Coming-of-age stories tend to focus on teenagers, as the high school years and puberty and everything else related to that time can contain massive amounts of change. But what happens after someone graduates from college can be just as confusing, as you’re no longer considered a kid but you’re also not fully an adult.
Writer/director/actor/Dallas native Cooper Raiff expertly explores that fraught time period in his sophomore film, Cha Cha Real Smooth. Raiff plays Andrew, a 22-year-old college graduate without a plan forced to move back home with his mom (Leslie Mann), stepfather Greg (Brad Garrett), and younger brother David (Evan Assante), making a little bit of money working at a cheap mall food chain called Meat Sticks.
While accompanying David to a friend’s bat mitzvah, Andrew becomes an impromptu party starter, trying to liven things up. He does such a good job that he’s recruited by other Jewish mothers to actually do the job at future parties. He’s more than happy to do so, especially as Domino (Dakota Johnson) and her autistic daughter Lola (Vanessa Burghardt), with whom he hits it off at that first bat mitzvah, are regular attendees at the celebrations.
If it were like a lot of other movies, Cha Cha Real Smooth would push hard on the will they/won’t they question between Andrew and Domino. But the 25-year-old Raiff has a subtlety to his filmmaking that belies his young age. He takes his time setting up the story, establishing Andrew’s so-nice-it-hurts personality and the barely-contained depressive demeanor of Domino. Every time they get together is a small building block, adding up to something completely satisfying.
And while the bond between Andrew and Domino is immediate and obvious, Raiff layers on multiple other elements to flesh out both characters. Andrew is at ease as both a party starter and when helping his brother plan his first kiss or Lola come out of her shell, but he also has an underlying hostility for his stepfather and bullies at the parties. Domino has experienced a lot at a relatively young age, and her search for answers is an ongoing one that just happens to rope in Andrew.
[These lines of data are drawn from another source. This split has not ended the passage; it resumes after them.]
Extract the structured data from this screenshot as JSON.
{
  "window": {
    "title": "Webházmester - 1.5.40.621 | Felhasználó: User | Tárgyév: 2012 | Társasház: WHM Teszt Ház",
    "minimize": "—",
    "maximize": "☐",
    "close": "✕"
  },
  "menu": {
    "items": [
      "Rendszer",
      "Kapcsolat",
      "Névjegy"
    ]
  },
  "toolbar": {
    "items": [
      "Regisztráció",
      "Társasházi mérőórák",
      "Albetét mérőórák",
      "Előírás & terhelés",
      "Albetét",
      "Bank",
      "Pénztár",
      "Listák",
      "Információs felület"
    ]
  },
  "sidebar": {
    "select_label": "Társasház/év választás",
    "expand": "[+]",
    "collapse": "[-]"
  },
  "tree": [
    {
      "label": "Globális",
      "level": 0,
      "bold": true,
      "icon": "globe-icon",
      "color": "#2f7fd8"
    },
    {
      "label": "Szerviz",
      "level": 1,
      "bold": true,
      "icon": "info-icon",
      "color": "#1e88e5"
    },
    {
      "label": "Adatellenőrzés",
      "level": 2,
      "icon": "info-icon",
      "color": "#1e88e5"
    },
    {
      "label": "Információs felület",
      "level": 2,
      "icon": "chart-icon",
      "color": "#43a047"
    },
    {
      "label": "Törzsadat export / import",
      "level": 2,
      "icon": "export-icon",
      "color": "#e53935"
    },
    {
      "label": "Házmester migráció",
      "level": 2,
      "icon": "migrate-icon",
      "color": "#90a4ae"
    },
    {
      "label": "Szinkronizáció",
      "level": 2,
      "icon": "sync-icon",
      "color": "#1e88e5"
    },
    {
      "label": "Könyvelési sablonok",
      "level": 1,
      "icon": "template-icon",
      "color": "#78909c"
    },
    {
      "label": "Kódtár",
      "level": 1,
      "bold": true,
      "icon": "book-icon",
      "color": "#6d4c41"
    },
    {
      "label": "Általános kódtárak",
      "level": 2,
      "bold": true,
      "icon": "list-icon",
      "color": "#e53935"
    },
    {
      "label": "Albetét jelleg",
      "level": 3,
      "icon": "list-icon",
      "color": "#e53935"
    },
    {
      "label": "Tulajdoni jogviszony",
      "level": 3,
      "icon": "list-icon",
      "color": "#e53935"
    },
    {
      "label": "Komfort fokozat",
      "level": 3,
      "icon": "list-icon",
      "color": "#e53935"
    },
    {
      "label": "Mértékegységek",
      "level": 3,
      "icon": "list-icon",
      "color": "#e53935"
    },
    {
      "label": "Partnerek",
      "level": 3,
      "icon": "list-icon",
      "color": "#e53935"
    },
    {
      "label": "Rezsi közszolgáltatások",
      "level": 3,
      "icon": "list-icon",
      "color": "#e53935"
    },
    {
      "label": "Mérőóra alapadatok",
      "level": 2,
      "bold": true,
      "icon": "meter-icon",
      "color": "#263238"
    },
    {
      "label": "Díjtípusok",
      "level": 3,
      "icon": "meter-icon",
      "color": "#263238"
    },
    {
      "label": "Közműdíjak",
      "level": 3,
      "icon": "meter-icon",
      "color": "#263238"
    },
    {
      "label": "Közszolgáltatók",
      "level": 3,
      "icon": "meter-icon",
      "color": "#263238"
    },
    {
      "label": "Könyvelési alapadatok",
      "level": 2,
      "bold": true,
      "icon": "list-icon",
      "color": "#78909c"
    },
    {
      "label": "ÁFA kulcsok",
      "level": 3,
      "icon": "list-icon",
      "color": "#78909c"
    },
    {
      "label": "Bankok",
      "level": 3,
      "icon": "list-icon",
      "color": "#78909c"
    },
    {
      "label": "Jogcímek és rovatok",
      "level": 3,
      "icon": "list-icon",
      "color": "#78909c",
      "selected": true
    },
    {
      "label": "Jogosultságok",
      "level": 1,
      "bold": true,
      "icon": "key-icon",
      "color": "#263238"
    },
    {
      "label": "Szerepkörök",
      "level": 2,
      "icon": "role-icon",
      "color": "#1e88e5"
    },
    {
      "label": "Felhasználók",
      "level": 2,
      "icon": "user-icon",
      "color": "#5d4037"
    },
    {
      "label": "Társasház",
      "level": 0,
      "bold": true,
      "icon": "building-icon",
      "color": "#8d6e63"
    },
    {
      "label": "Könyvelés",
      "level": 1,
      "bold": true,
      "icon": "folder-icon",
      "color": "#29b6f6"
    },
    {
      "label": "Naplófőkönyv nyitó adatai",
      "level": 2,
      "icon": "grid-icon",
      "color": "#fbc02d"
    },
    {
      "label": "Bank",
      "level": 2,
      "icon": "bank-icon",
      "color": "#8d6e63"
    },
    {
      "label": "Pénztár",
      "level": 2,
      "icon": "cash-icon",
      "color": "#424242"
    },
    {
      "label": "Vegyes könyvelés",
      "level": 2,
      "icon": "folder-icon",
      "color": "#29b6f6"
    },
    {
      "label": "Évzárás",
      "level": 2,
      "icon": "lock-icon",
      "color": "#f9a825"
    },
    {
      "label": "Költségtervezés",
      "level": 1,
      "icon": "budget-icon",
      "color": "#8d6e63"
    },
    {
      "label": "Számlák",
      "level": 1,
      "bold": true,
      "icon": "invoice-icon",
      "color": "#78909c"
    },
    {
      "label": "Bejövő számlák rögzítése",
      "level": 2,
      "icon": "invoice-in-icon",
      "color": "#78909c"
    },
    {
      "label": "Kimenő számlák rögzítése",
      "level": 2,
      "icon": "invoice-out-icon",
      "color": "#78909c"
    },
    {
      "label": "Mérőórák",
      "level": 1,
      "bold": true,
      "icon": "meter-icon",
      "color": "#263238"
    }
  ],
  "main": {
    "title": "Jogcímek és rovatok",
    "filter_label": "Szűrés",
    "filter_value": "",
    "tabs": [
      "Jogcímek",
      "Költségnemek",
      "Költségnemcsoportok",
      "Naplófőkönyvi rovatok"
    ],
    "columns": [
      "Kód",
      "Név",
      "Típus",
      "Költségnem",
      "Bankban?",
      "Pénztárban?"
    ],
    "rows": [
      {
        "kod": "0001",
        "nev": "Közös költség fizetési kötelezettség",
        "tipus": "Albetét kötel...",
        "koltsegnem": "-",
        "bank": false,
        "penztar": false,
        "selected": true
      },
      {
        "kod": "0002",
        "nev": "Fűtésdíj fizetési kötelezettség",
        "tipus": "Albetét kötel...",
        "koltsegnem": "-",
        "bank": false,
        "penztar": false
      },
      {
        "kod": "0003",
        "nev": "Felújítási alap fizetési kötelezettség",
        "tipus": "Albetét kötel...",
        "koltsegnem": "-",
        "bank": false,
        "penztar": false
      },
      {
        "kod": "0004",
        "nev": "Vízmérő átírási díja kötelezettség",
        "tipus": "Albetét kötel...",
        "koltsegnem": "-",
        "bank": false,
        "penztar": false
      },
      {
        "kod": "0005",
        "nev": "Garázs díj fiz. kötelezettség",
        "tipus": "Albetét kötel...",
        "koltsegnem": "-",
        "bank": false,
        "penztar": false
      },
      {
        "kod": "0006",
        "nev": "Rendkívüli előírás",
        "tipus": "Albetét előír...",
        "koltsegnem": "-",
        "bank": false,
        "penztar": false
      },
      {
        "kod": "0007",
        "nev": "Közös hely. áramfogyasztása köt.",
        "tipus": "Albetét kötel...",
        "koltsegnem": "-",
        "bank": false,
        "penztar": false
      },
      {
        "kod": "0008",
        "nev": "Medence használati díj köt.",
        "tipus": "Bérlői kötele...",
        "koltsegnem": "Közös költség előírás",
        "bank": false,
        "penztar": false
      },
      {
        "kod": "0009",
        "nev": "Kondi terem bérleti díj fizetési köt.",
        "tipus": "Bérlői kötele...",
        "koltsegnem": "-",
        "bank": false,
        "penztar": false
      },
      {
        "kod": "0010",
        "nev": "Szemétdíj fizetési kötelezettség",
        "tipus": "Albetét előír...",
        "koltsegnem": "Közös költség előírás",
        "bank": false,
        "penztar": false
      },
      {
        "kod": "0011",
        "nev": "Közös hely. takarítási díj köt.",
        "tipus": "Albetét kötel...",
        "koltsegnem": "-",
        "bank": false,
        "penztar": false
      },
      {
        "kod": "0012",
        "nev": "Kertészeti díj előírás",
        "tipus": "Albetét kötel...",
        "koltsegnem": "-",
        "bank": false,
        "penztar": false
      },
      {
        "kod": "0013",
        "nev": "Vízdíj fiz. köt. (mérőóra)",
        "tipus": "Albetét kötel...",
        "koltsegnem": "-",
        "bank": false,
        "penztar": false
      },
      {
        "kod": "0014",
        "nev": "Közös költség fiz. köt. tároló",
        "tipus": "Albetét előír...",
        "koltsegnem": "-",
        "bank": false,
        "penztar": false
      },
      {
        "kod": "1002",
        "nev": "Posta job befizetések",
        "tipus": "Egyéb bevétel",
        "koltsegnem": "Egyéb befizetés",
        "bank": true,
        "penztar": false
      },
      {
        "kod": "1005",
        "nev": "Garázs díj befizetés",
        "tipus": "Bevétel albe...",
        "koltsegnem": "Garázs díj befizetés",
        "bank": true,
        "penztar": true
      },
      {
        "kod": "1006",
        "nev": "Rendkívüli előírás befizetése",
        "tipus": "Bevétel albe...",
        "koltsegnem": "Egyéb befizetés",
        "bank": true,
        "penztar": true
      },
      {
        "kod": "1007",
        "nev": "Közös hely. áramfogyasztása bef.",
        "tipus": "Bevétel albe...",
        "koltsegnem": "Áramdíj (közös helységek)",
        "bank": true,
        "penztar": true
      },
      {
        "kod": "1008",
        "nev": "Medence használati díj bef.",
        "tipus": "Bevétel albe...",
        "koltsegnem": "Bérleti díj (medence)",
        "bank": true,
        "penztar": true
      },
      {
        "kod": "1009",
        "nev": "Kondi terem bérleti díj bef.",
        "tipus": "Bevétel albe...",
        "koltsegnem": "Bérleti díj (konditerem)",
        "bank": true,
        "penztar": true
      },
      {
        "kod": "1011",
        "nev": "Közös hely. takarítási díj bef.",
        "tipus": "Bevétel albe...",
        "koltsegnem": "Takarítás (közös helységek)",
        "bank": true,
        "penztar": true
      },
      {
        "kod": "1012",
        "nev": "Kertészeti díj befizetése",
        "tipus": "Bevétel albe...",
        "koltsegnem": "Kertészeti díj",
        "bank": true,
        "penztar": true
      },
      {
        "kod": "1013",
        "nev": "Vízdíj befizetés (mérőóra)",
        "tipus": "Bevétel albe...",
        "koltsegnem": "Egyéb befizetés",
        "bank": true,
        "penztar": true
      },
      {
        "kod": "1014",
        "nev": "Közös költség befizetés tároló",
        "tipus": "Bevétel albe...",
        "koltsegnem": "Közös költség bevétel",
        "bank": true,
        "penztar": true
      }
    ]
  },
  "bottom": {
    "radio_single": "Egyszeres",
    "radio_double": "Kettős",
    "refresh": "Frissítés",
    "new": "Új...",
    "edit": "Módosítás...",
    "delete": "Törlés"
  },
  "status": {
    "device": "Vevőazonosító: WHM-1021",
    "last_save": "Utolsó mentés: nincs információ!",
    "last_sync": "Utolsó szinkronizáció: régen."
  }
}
While there’s nothing overly complicated about the story, it’s difficult to overstate how impressive Raiff’s filmmaking is. At a time in life when most aspiring filmmakers are making low-budget short films, Raiff demonstrates a sharp focus to his storytelling. There is never a moment when he fails to connect the dots between scenes, loses the emotion due to poor editing, or falls prey to easy plot mechanisms. The film may seem simple on the surface, but it’s far from it.
Raiff as an actor is interesting to watch. He has a habit of speaking with his teeth showing the majority of the time, like he’s in a constant half-smile. In addition to his upbeat personality, this visual makes him highly watchable. Johnson makes for a nice scene partner for him, as she’s noticeably restrained yet still compelling. Other standouts include Mann and, making her movie debut, Burghardt.
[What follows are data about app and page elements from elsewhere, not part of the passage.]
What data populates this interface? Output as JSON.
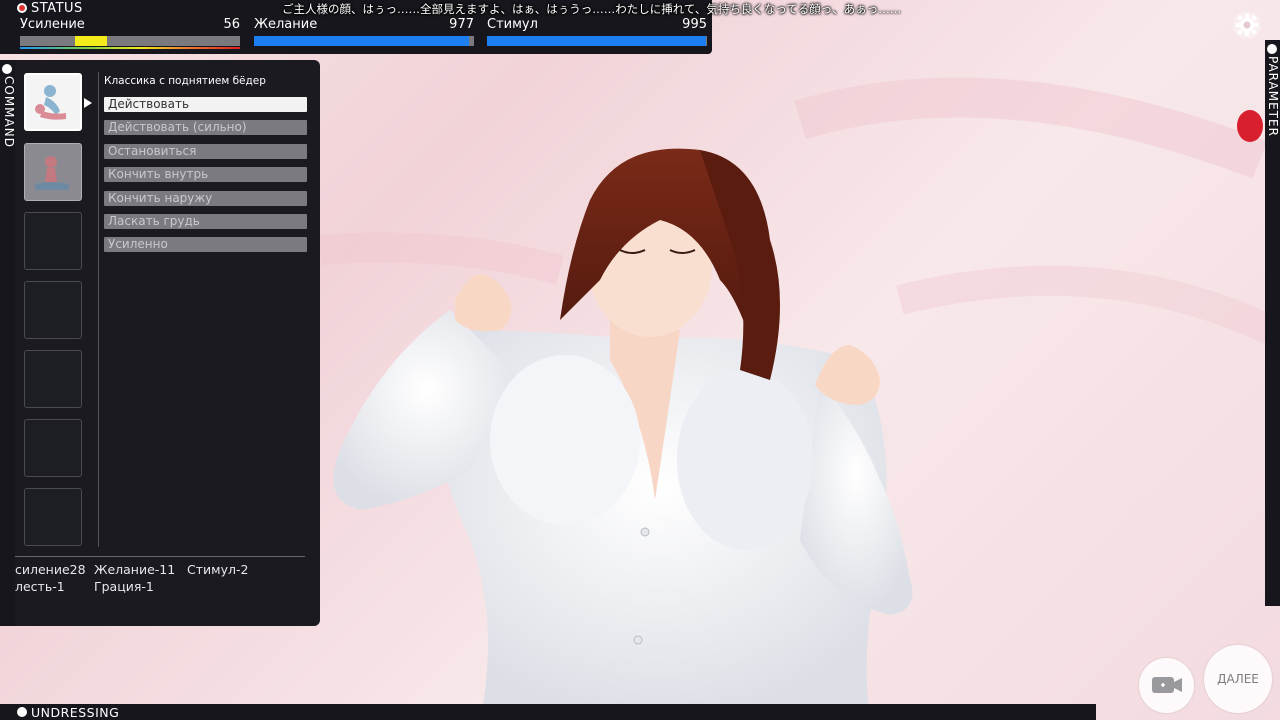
{
  "status": {
    "header": "STATUS",
    "stats": [
      {
        "label": "Усиление",
        "value": "56",
        "fill": 0.56
      },
      {
        "label": "Желание",
        "value": "977",
        "fill": 0.977
      },
      {
        "label": "Стимул",
        "value": "995",
        "fill": 0.995
      }
    ]
  },
  "subtitle": "ご主人様の顔、はぅっ……全部見えますよ、はぁ、はぅうっ……わたしに挿れて、気持ち良くなってる顔っ、あぁっ……",
  "command": {
    "tab_label": "COMMAND",
    "section_title": "Классика с поднятием бёдер",
    "buttons": [
      "Действовать",
      "Действовать (сильно)",
      "Остановиться",
      "Кончить внутрь",
      "Кончить наружу",
      "Ласкать грудь",
      "Усиленно"
    ],
    "effects_row1": [
      "силение28",
      "Желание-11",
      "Стимул-2"
    ],
    "effects_row2": [
      "лесть-1",
      "Грация-1"
    ]
  },
  "parameter": {
    "tab_label": "PARAMETER"
  },
  "undressing": {
    "label": "UNDRESSING"
  },
  "next_button": {
    "label": "ДАЛЕЕ"
  },
  "icons": [
    "settings-gear-icon",
    "camera-icon",
    "record-dot-icon",
    "pointer-arrow-icon"
  ],
  "colors": {
    "panel": "#1a1a20",
    "bar_fill": "#1c7ef0",
    "highlight": "#f4ec1a"
  }
}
There’s an ache to the story of Cha Cha Real Smooth that’s highly relatable for anyone who struggled to find their way in the world in their twenties. In the able hands of a filmmaker like Raiff, the movie is one that opens and breaks your heart in equal measures.
Cha Cha Real Smooth is playing in select theaters and on Apple TV+.